for five weeks now. What is the most important thing to you about it?
population. We have influence here to realisethe values of the UN charta – you
can afford to be be radical when child soldiers or sexual violence is
here, first and foremost as far as the Congolese army is concerned. There is a
human rights checkfor units we work with. There is permanent observation
positive impression of the army leadership,that it’s in their interest to follow
up such things. I am satisfied with the readiness of the government to implement
“zero tolerance”. It’s difficult on the ground because it (the government)
doesn’t control some areas. But UN resolution 2098 charges us with
re-establishing state authority in the East.
conditions so that everyone, including minorities, feels at home in the country.
The roots of the conflicts must be fought in order to remove legitimacy from the
armed groups. The other thing is not to tolerate certain
authority. But this also means a more active and robust attitude by the
brought a new dynanism. But the civilian part is not adequately set up in
Eastern Congo. Kinshasa is far away. I am trying to base the main part of the
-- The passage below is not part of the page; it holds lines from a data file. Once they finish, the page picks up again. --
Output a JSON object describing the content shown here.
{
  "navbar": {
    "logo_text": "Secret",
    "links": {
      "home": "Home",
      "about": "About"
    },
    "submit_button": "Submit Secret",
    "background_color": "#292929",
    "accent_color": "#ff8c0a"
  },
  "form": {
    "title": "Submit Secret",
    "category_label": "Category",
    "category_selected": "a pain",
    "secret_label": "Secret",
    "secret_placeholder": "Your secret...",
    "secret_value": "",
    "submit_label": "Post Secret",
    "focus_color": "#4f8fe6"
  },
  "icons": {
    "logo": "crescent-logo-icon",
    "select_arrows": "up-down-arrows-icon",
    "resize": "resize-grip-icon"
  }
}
civilian structures in Goma. One of my deputies will be transferred to
based on the analysis that after 14 years UN activity may have stabilised the
situation but there is still cohabitation with armed groups. The important thing
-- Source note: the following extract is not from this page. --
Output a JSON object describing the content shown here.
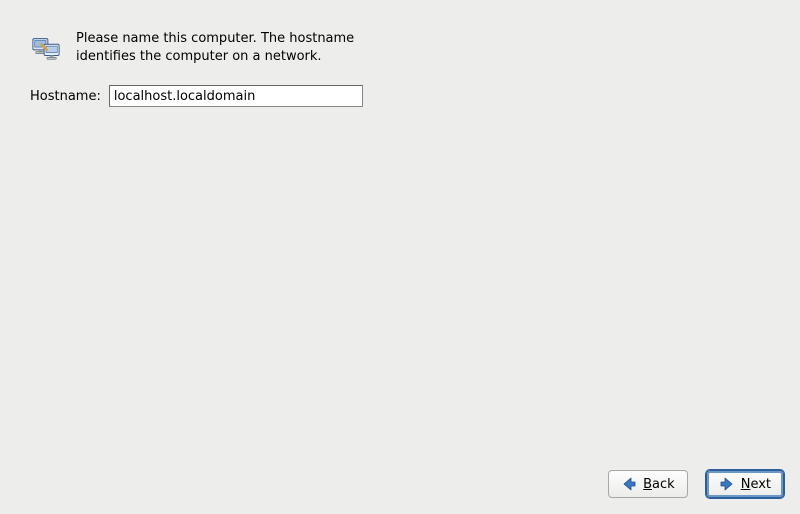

is to re-establish state aurthority.
Goma and we got serious in protecting the civilian population on the side of the
Congolese army. I was in Goma myself, I was at the frontline, I saw the missiles
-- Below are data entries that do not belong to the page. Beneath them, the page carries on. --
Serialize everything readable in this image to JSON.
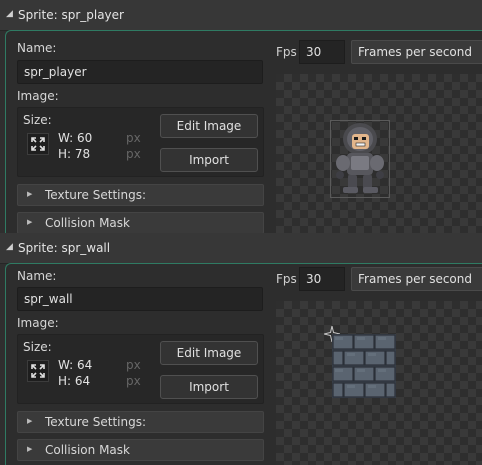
{
  "sprites": [
    {
      "title": "Sprite: spr_player",
      "name_label": "Name:",
      "name_value": "spr_player",
      "image_label": "Image:",
      "size_label": "Size:",
      "width": "W: 60",
      "height": "H: 78",
      "unit": "px",
      "edit_image_label": "Edit Image",
      "import_label": "Import",
      "texture_settings_label": "Texture Settings:",
      "collision_mask_label": "Collision Mask",
      "fps_label": "Fps",
      "fps_value": "30",
      "fps_mode": "Frames per second",
      "preview_icon": "knight-sprite"
    },
    {
      "title": "Sprite: spr_wall",
      "name_label": "Name:",
      "name_value": "spr_wall",
      "image_label": "Image:",
      "size_label": "Size:",
      "width": "W: 64",
      "height": "H: 64",
      "unit": "px",
      "edit_image_label": "Edit Image",
      "import_label": "Import",
      "texture_settings_label": "Texture Settings:",
      "collision_mask_label": "Collision Mask",
      "fps_label": "Fps",
      "fps_value": "30",
      "fps_mode": "Frames per second",
      "preview_icon": "stone-brick-wall-sprite"
    }
  ],
  "colors": {
    "accent": "#2f7b63",
    "background": "#2f2f2f",
    "checker_dark": "#2e2e2e",
    "checker_light": "#393939"
  }
}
which came down on Goma. Now Goma is beyond the reach of the missiles. But we do
want a political solution. We don’t want to fight! We want the Congolese state
to regain its monopoly of violence, in every square metre of its territory. We
have the military means to do that. We will fight if necessary. Our mandate is
clear: Protecting the population. I get reports of atrocities and rapes on my
desk every day. It can’t go on like this.
the government. The idea: when an area is “liberated”, the government – not the
UN – must build up the state. We provide help. There are six elements:
prosecutors, judges, schools, police, security, healthcare, public works. The
area is secured by the Congolese army with our help.
inactivity, and we do have to question ourselves critically in this regard. I
sense a change of mood in the population and the government, and in the
happen. And we will defend the civilian population
same time. The brigade is not a magic weapon. In Goma we all worked together.
The question is not how big the brigade is but how it works together with the
army. A UN helicopter landing somewhere and a militia commander coming
new instruments with combat helicopters and artillery and drones, which we
didn’t have before. A third of the FIB troops are still not here and the
it plays its part?
envoys. But I deplore that Germany and the EU want to disengage from security
sector reform. That is a wrong signal. Reforming the security secor is an
absolute priority. Congolese intervention forces need to be built which act
according to international human rights standards. That’s important. I hope that
the EU will revise its decision.
is not legitimate?
the next elections. I have proposed a three-way partnership. First with the
Congolese people to whom our loyalty is primarily directed. And of course with
the current government which we assist but which we also accompany in a critical
spirit: If there is something to criticise I don’t hesitate to do so. And the
third element is partnership with the international community.
and fulfil our mandate to protect them. I will make sure that we take the
protection of civilians more seriously than we have perhaps done these last 14